We all have our favorites, that’s just natural, so when I was asked what one of my favorite assault rifles was, I had to answer that it without a doubt was the spunky little MP5. Made by Heckler and Koch, the MP5 now comes in a variety of closely-related models but, just for personal reasons, I like the MP5K.
Heckler and Koch has become one of Europe’s largest and most important firearms manufacturing company since the end of World War II. During the war they produced weapons for the Third Reich, but now their line of semi-automatic and fully automatic rifles are in use by many of the free world’s military forces, with most of them going into those specialized units having to deal with counter-terrorism issues.
The weapon’s success was based on the popular G3 rifle, which was the standard NATO weapon for many years. Since the 1960s, the G3 formed the basis for the MP5 sub-machine gun. The weapon was designed to fire the standard 9mm Parabellum round. It uses the same roller and inclined ramp locking system as the original G3, yet the MP5 has increased safety features not found on the original rifle.
Unlike other sub-machine pistols or sub-machine assault rifles, the MP5 fires from a closed bolt, where the breech lock is in the forward position when the trigger is pulled through so there is nothing in the internal parts to disturb the aim. It’s a sweet weapon to use, both in the semi-automatic mode and the full automatic mode of some later models.
The MP5 first stepped into the spotlight when it was used by the SAS during the hostage rescue at Iran’s embassy in London in 1980. It has been used by specialized law enforcement and military units now in more than 50 countries, and it is established as one of the world’s preeminent sub-machine guns. More than 120 model variants are available in order to address the diverse needs and various tactical requirements. Its unique modular design and the variety of buttstock options, sight mounts and various other accessories, all make the weapon highly desirable.
The primary versions of the MP5 are the MP5A2 with its fixed buttstock and the MP5A3 with its sliding metal strut stock. The MP5A4 and A5 models are basically the same as the other models, but have the addition of a three-round fully-automatic burst capability.
The MP5SD is a suppressed version for counter-terrorist work and, unlike most other silenced weapons, it does not require the use of subsonic ammunition for effective sound suppression. Using an integral wet technology all aluminum or stainless steel suppressor, it conforms to the normal length and profile of the standard MP5.

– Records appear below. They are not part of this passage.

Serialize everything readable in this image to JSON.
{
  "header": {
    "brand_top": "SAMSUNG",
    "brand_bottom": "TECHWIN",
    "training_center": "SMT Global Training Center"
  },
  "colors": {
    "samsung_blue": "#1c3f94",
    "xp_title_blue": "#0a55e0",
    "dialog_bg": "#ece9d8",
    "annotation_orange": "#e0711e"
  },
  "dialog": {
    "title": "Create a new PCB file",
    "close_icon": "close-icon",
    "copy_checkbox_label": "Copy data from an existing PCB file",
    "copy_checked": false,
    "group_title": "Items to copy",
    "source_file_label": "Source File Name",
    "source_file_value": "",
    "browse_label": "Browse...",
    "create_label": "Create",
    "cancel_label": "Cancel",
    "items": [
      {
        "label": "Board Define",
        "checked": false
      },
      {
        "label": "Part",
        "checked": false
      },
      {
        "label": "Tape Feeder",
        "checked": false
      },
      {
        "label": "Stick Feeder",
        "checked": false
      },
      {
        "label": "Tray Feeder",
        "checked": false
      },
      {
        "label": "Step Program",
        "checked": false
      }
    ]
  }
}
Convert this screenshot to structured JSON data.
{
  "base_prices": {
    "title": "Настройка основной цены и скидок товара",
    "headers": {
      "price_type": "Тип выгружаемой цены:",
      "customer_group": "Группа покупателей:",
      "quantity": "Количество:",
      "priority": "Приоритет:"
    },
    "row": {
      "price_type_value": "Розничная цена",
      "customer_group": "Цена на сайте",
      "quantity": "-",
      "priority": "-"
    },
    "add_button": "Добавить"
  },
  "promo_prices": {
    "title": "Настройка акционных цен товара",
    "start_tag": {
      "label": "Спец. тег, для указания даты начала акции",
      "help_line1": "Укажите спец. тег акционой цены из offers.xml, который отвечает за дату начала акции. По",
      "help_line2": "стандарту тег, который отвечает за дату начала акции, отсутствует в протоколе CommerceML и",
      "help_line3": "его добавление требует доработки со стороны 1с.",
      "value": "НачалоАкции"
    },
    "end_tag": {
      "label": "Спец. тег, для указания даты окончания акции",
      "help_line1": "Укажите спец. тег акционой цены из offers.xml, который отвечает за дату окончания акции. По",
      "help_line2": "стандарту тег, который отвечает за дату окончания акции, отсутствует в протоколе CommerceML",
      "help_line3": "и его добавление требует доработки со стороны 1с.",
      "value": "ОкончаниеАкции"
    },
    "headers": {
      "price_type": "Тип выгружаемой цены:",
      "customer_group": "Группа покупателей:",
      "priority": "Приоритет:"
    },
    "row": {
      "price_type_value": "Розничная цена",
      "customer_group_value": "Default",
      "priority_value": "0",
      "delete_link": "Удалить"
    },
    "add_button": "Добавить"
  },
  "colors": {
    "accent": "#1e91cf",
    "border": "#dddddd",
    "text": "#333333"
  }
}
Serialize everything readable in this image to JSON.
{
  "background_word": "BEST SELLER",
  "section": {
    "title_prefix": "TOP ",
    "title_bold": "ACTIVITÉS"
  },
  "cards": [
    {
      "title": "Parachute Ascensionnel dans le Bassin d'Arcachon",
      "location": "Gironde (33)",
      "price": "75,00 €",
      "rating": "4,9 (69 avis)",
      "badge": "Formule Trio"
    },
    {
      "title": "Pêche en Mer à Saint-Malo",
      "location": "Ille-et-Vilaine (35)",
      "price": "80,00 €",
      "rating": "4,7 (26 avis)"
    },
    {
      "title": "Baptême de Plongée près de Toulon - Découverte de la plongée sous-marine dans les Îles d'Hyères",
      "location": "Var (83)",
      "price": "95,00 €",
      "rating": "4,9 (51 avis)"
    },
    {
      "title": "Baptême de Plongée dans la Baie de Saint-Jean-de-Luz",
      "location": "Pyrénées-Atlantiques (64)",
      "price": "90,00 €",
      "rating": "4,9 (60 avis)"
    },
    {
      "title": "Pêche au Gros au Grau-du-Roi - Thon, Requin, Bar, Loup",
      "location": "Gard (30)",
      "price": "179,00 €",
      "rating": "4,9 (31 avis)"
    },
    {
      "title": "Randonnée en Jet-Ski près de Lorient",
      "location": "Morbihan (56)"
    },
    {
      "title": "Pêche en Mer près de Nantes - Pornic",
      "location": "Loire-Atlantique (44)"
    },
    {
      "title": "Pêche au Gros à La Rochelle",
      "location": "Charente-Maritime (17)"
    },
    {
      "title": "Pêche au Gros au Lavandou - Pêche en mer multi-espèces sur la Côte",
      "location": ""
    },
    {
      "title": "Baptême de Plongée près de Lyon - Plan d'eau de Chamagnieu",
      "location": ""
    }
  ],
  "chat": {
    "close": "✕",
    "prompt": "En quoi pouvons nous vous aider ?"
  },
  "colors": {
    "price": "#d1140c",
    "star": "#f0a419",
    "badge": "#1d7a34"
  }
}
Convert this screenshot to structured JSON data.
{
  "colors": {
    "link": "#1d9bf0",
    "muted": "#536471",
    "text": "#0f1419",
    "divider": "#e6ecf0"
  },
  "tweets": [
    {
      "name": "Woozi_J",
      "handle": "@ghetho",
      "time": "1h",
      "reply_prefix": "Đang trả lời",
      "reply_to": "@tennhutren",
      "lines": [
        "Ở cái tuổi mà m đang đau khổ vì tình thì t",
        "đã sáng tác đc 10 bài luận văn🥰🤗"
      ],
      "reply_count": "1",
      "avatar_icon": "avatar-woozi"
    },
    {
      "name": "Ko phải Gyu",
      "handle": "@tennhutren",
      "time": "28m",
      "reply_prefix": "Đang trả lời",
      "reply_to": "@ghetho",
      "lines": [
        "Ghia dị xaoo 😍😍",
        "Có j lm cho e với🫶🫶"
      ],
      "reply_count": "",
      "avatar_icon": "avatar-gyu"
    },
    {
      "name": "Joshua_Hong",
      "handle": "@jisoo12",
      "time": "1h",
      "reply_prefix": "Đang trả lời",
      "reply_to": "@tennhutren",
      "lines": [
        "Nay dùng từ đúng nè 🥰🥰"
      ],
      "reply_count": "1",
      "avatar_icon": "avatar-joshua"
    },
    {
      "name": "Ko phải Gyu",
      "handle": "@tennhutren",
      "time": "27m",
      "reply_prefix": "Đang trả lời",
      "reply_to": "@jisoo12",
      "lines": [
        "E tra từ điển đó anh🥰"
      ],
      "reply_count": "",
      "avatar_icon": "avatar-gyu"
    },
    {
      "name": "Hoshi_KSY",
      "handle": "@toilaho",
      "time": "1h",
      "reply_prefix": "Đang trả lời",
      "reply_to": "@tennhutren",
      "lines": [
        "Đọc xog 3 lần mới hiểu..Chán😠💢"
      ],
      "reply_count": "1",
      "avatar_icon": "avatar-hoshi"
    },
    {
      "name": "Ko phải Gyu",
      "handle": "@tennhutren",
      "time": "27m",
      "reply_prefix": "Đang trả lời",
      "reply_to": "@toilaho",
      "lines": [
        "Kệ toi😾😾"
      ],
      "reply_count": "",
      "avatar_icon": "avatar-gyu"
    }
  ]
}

The MP5Ks take suppressors as well, but they also have a folding stock for ease of use in tight urban environments or for concealability under outer garments. They have also been used by the U.S. Secret Service. At only 12.8 inches in length, they are most easily recognizable by the small fore-grip under the front of the barrel.
The MP5N model was designed exclusively for the navy and have found wide acceptance within our own SEAL Team units. They were produced to be “marinised” for use in saltwater environments and can be fully submerged and still able to be fired.
The German GSG-9 counter terrorism units all carry various models of the MP5. It has a standard muzzle velocity of 1,312 feet per second and a rate of fire at 800 rounds per minute. Most magazines carry between 15 to 30 rounds, but some have been converted to carry 50 rounds. In order to satisfy U.S. law enforcement requirements, Heckler and Koch introduced the MP5 chambered for the 10mm round, followed by other versions chambered for .40 Smith and Wesson and .45 Colt rounds. That MP5SF is a single-fire weapon with semi-automatic only configurations to satisfy Americans without a class three license.